Seriously thinking about getting it now. I probably will. Thanks for the insight, its super helpful because I initially Really wanted to get it but as I said above; I only decided against it because of the negative reviews. But since you guys had a positive experience with it, its definitely encouraged me to give it a second shot.

Well, yes. But you aren’t accessing an API, that doesn’t really make sense. You don’t access an interface. An interface is the point at which one system (for example, you) interacts with another system (for example, a computer, or something higher level running in the computer).

So an application programming interface is normally the thing you program against. JavaScript itself is essentially an API wherever it is used practically. When someone writes code that that will be used by other programmers and by computers – for example, they are writing a language, or a part of the standard library for a language, or any library, or any class, down to any single function, or they are writing the way you interact with a program or application or device or remote system or whatever – there has to be some sensible way of using whatever they’ve written. An API. Here’s the React API, for example:


Got it. That now makes sense. I guess what’s (not confusing but…) hard to imagine is what an API looks like. Like what is it?

Is an API a script file? or…

Guess I can start by asking what’s the file extension for an API?

Is it hard to build an API?

… I’ll check out that link you’ve posted now :face_with_monocle:

No, it’s not a special thing with a special file extension. It’s literally the functions or objects or whatever that some library or programming language or application exposes. Like, look:

const DansFunctions = {
  sayHi(name) {
    return `Hello ${name}!`;

  sayBye(name) {
    return `Bye ${name}`;

  whatsTheTime() {
    const dateTime = new Date();
    return `The time is ${dateTime.getHours()}:${dateTime.getMinutes()}`;

So like, the API for the complex library above is:

DansFunctions.sayHi("some name")
DansFunctions.sayBye("some name")

That’s just some functions written in JS :man_shrugging:t3:

The link I posted is just a list of the functions and classes that React provides, that’s all

Edit: to use React as an example.

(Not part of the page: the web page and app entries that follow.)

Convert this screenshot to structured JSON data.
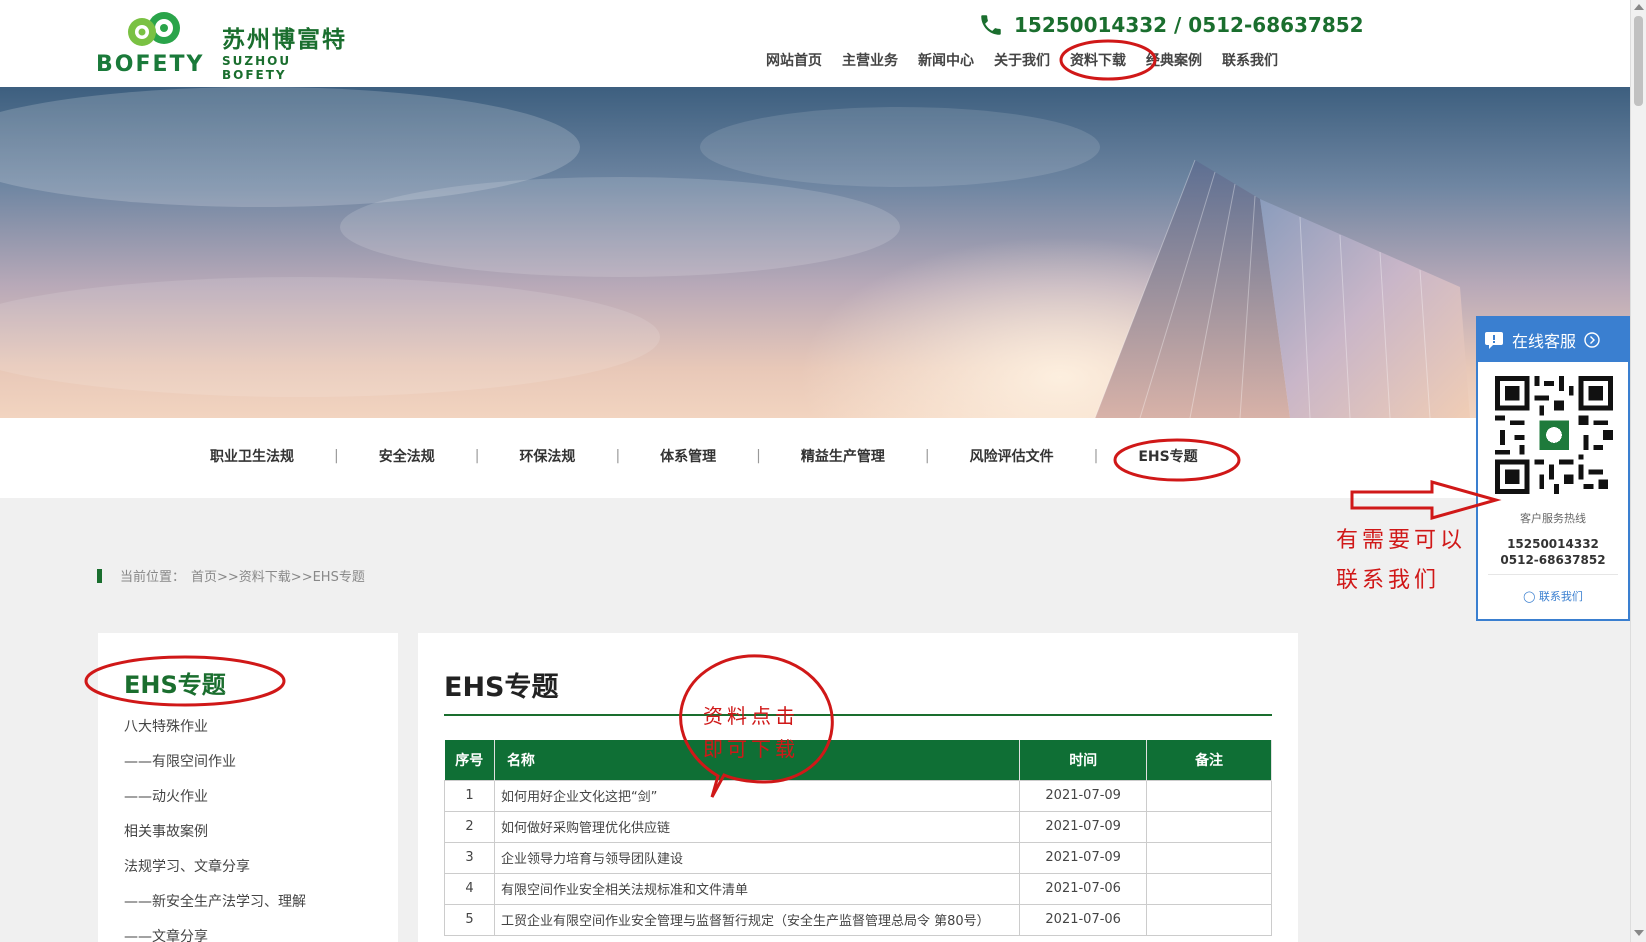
{
  "header": {
    "logo_cn": "苏州博富特",
    "logo_en": "BOFETY",
    "logo_sub": "SUZHOU BOFETY",
    "phone": "15250014332 / 0512-68637852",
    "nav": [
      "网站首页",
      "主营业务",
      "新闻中心",
      "关于我们",
      "资料下载",
      "经典案例",
      "联系我们"
    ],
    "active_nav": "资料下载"
  },
  "subnav": {
    "items": [
      "职业卫生法规",
      "安全法规",
      "环保法规",
      "体系管理",
      "精益生产管理",
      "风险评估文件",
      "EHS专题"
    ],
    "separator": "|",
    "active": "EHS专题"
  },
  "breadcrumb": {
    "prefix": "当前位置：",
    "path": "首页>>资料下载>>EHS专题"
  },
  "sidebar": {
    "title": "EHS专题",
    "items": [
      "八大特殊作业",
      "——有限空间作业",
      "——动火作业",
      "相关事故案例",
      "法规学习、文章分享",
      "——新安全生产法学习、理解",
      "——文章分享"
    ]
  },
  "main": {
    "title": "EHS专题",
    "columns": [
      "序号",
      "名称",
      "时间",
      "备注"
    ],
    "rows": [
      {
        "num": "1",
        "name": "如何用好企业文化这把“剑”",
        "date": "2021-07-09",
        "note": ""
      },
      {
        "num": "2",
        "name": "如何做好采购管理优化供应链",
        "date": "2021-07-09",
        "note": ""
      },
      {
        "num": "3",
        "name": "企业领导力培育与领导团队建设",
        "date": "2021-07-09",
        "note": ""
      },
      {
        "num": "4",
        "name": "有限空间作业安全相关法规标准和文件清单",
        "date": "2021-07-06",
        "note": ""
      },
      {
        "num": "5",
        "name": "工贸企业有限空间作业安全管理与监督暂行规定（安全生产监督管理总局令 第80号）",
        "date": "2021-07-06",
        "note": ""
      }
    ]
  },
  "service": {
    "title": "在线客服",
    "hotline_label": "客户服务热线",
    "phone1": "15250014332",
    "phone2": "0512-68637852",
    "link": "联系我们"
  },
  "annotations": {
    "contact_line1": "有需要可以",
    "contact_line2": "联系我们",
    "download_line1": "资料点击",
    "download_line2": "即可下载"
  },
  "colors": {
    "brand_green": "#0f6f35",
    "service_blue": "#3a7fd0",
    "annotation_red": "#d01818"
  }
}
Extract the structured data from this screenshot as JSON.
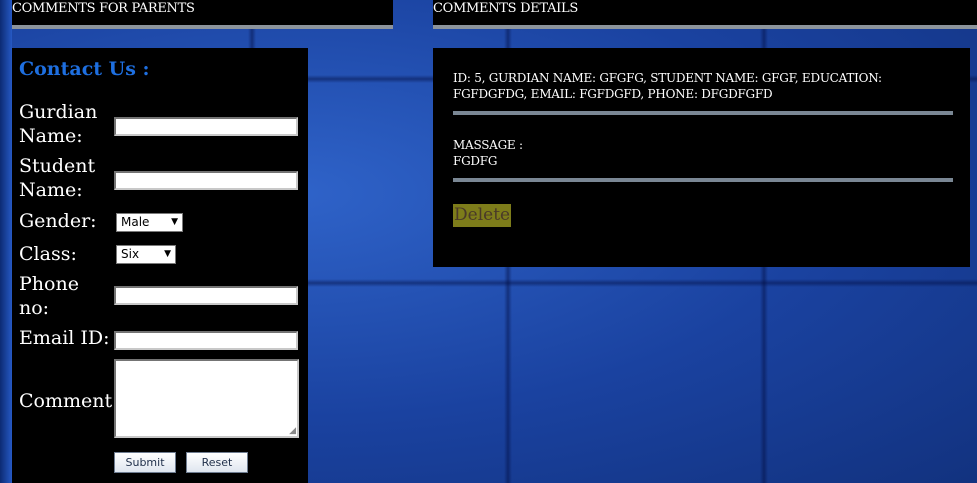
{
  "headers": {
    "left": "COMMENTS FOR PARENTS",
    "right": "COMMENTS DETAILS"
  },
  "contact_form": {
    "title": "Contact Us :",
    "guardian_label_line1": "Gurdian",
    "guardian_label_line2": "Name:",
    "guardian_value": "",
    "student_label_line1": "Student",
    "student_label_line2": "Name:",
    "student_value": "",
    "gender_label": "Gender:",
    "gender_selected": "Male",
    "class_label": "Class:",
    "class_selected": "Six",
    "phone_label_line1": "Phone",
    "phone_label_line2": "no:",
    "phone_value": "",
    "email_label": "Email ID:",
    "email_value": "",
    "comment_label": "Comment",
    "comment_value": "",
    "submit_label": "Submit",
    "reset_label": "Reset"
  },
  "comment_details": {
    "info_text": "ID: 5, GURDIAN NAME: GFGFG, STUDENT NAME: GFGF, EDUCATION: FGFDGFDG, EMAIL: FGFDGFD, PHONE: DFGDFGFD",
    "message_label": "MASSAGE :",
    "message_value": "FGDFG",
    "delete_label": "Delete"
  },
  "colors": {
    "panel_bg": "#000000",
    "title_blue": "#1e6fe0",
    "divider_gray": "#7a8794",
    "delete_bg": "#7d7c1a",
    "delete_text": "#4a3a28",
    "page_bg_blue": "#1d47a8"
  }
}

There is a lot of code in the React codebase. Lots and lots of functions and classes and objects and whatever else. But the functions on that page, the ones you use if you are writing some React code, they’re the ones it exposes (by expose, it’s JS, there’s [again, literally] a file in the codebase that exports some stuff, then in your files you import that stuff, or the bits you want to use in a particular file).


WOW ok that’s crazy! They make it so much more complicated. Ok I GET that.

So are all API’s basically in the same syntax (if written in the same language)?

Ive seen this Dominos API . I kinda understand it :face_with_monocle:

So basically, it’s just plugging in data into the code (which is considered the “API”)? :man_shrugging:

for example


Where is it pushing the info to? With this API, what is tracking the information? What is it connecting to once all of the data is inputted?

How would you submit or “run” an API like this (asking for a friend) :thinking: :sweat_smile:

Sorry for posting so much.

I really want to do this now :sweat_smile: Im not sure how to get it up and running though. I found a video on YouTube

He’s using the same website to copy the API but since the posting of the video, the code has been updated and I believe it works slightly different.

For some reason, the code won’t run in node. I keep getting an error.